The reason for this picture is simple and represents what this post is all about, goals. One of the biggest goals I have in my life (besides to be successful and follow my dreams) is to run in AND finish a marathon (all 26.2 miles). It’s been a goal of mine ever since I got into nutrition and health (at the awkward age of 13) and I’ve yet to even come close to accomplishing it. With no races under my belt, this is a huge feat to take on and I know that. But as I get older and see dozens of my friends (some who have 3 kids and a full time job) tackling 26 milers on the regular, I realize I have no excuses as to why I haven’t done this or haven’t really tried to. Because I’m young, healthy and kid-less, I’m going to step it up and tackle this inspirational goal in 2 years.
The 4 Goal Questions You Need to Answer
Although it felt good to verbalize that goal, words are just words and I need a solid action plan, which is where the 4 goal questions come into play. Although to some, just stating “I want to lose weight” may be sufficient, but for the masses (and myself) there needs to be more specificity (cue the why, when, how and what if). Below are the 4 goal questions you need to answer in order to really bring your overall goal to life.
- Why are you doing this?
- When do you plan to have this accomplished?

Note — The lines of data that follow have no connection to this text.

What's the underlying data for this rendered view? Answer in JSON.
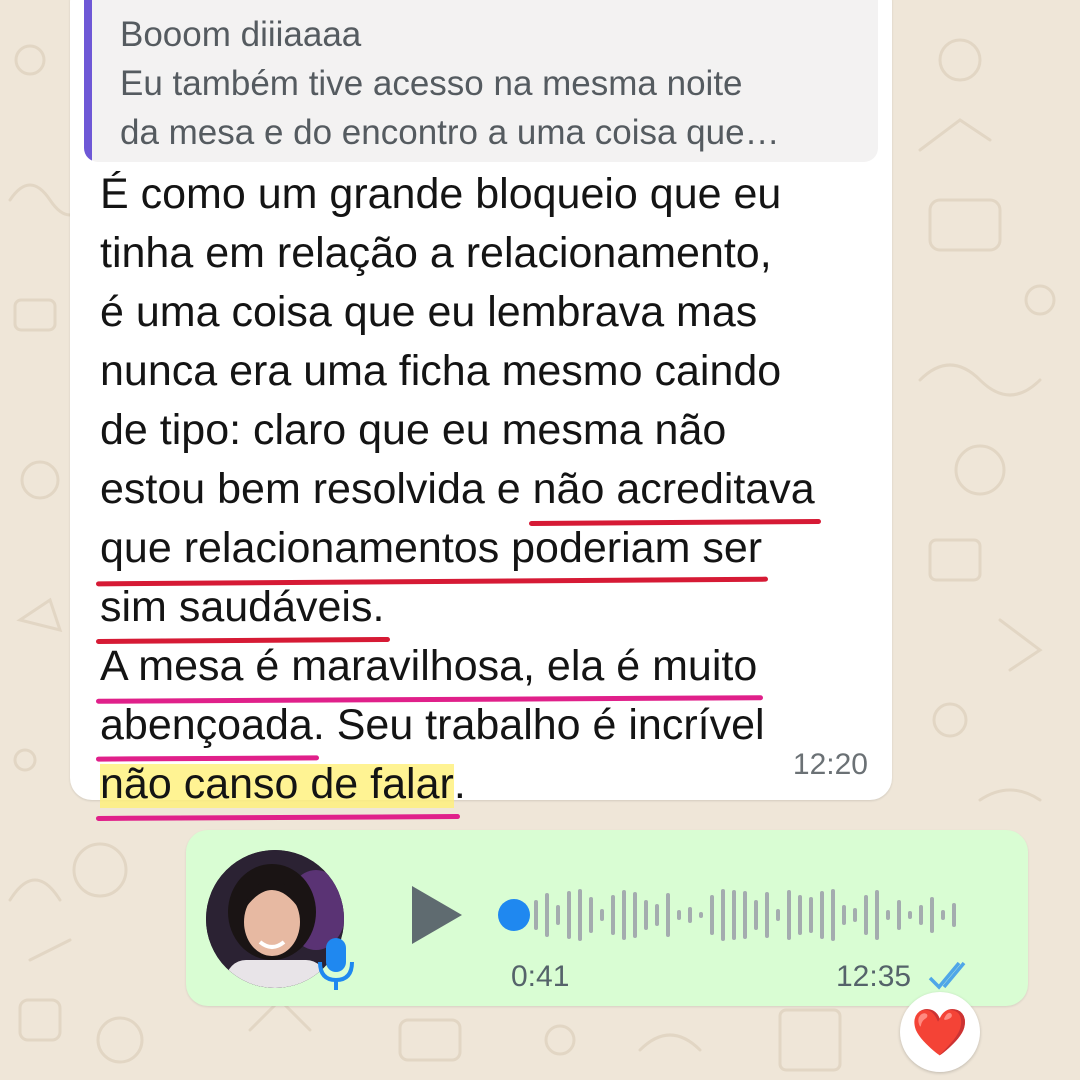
{
  "quoted_message": {
    "text": "Booom diiiaaaa\nEu também tive acesso na mesma noite\nda mesa e do encontro a uma coisa que…"
  },
  "message": {
    "lines": [
      "É como um grande bloqueio que eu",
      "tinha em relação a relacionamento,",
      "é uma coisa que eu lembrava mas",
      "nunca era uma ficha mesmo caindo",
      "de tipo: claro que eu mesma não"
    ],
    "line6_before": "estou bem resolvida e ",
    "line6_highlight": "não acreditava",
    "line7_highlight": "que relacionamentos poderiam ser",
    "line8_highlight": "sim saudáveis.",
    "line9_highlight": "A mesa é maravilhosa, ela é muito",
    "line10_highlight": "abençoada",
    "line10_after": ". Seu trabalho é incrível",
    "line11_highlight": "não canso de falar",
    "line11_after": ".",
    "time": "12:20"
  },
  "voice_note": {
    "duration": "0:41",
    "time": "12:35",
    "status": "read",
    "progress": 0
  },
  "reaction": {
    "emoji": "❤️"
  },
  "colors": {
    "wallpaper": "#efe6d8",
    "incoming_bubble": "#ffffff",
    "outgoing_bubble": "#d9fdd3",
    "quote_bar": "#6e58d6",
    "underline_red": "#d61a35",
    "underline_pink": "#e0208a",
    "play_button": "#5f6b70",
    "progress_dot": "#1f88f0",
    "read_ticks": "#4fa6e8"
  }
}
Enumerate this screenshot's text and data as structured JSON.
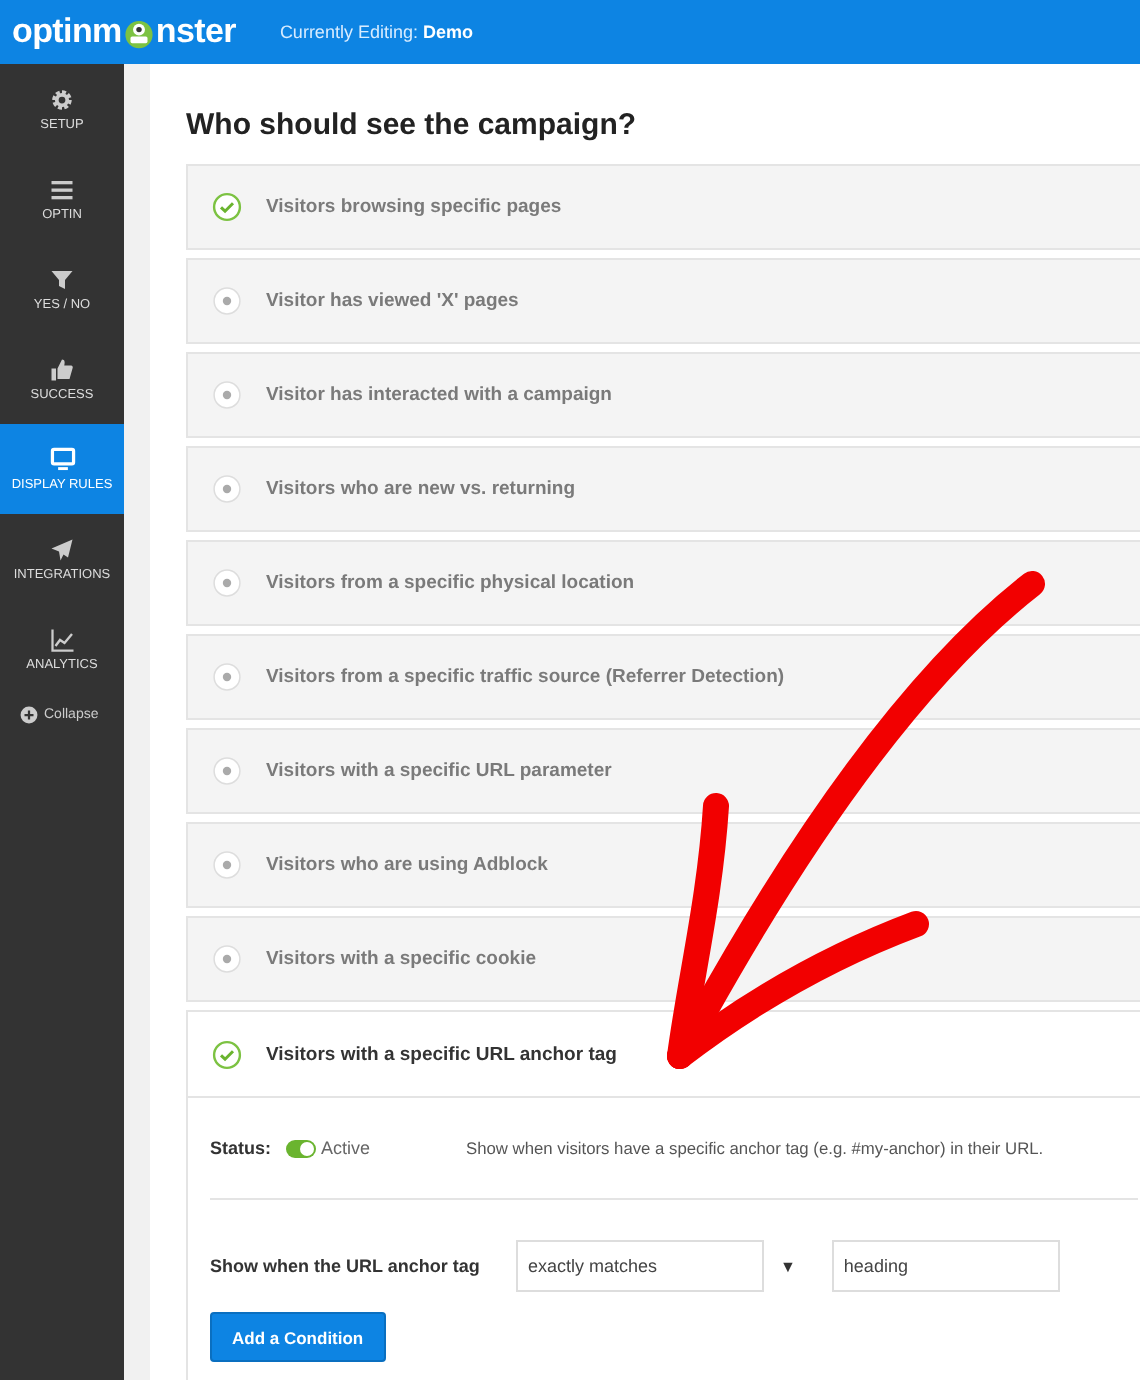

- How do you plan on doing this?
- What if _____? How will you readjust your goal to stay on track?
All of these questions relate to the most important things to remember when you are making a goal (for fitness or for life):
- Goals need to be specific. This will answer the why question. Research has found that people who made specific goals versus generalized goals were more successful in completing their goals and staying motivated. So instead of saying a broad statement, like “I want to lose weight” be more specific, like “I want to lose 30 pounds by April 2nd for my wedding.”
- Goals need to be measurable. This will answer the when question. Simply stating you want to get thinner isn’t enough, you need to be able to document and measure your weight loss to stay motivated. For example, by establishing weekly weigh-ins, you can see first hand how well you are doing by the pounds loss. It’s also important to set a goal that can be measured in time, otherwise you may keep putting it off. For example, instead of stating “I want to run a marathon” add a time length to it for more pressure, such as “I want to run a marathon in May of 2012.”
- Goals need to be adjustable. This goes with the what if question. What if during your marathon training you twist your ankle or break your leg? These experiences are tragic but happen in life and you need to be realistic with your goal planning. If the doctor says you have to be off your leg for 3 months, competing in a triathlon in 4 months is no longer very attainable. Make sure you are able to adjust your goals when life throws you a curve ball.
- Goals need to be action-oriented. This is how you are going to complete your goal. If your goal is losing weight, your action plan should be to eat 1500 calories a day, do cardio 4 days a week and weight train for 3 days a week. By setting up an action plan, it’s easier to stay on track.
- Goals need to be realistic. This point goes well with the adjustable point. If you have never run outside, setting a goal to run a half marathon in 2 months is not realistic. Or saying you want to lose 30 pounds in a month. These goals are hard to attain because of how unrealistic they are. They aren’t impossible (some people have accomplished them) but for the average Joe they are a bit out of the ballpark. Know what you are capable of accomplishing when you are feeling 100% and set your goal based on that.
One of the unspoken keys to success, especially when it come to fitness, is setting attainable, realistic and personal goals. There’s no better feeling than knowing you set your mind to something and you did it. For me, I’ll know what that feels like again when I am one of those little runners in the picture below and I cross mile marker number 26.
[2010 Chicago Marathon, via]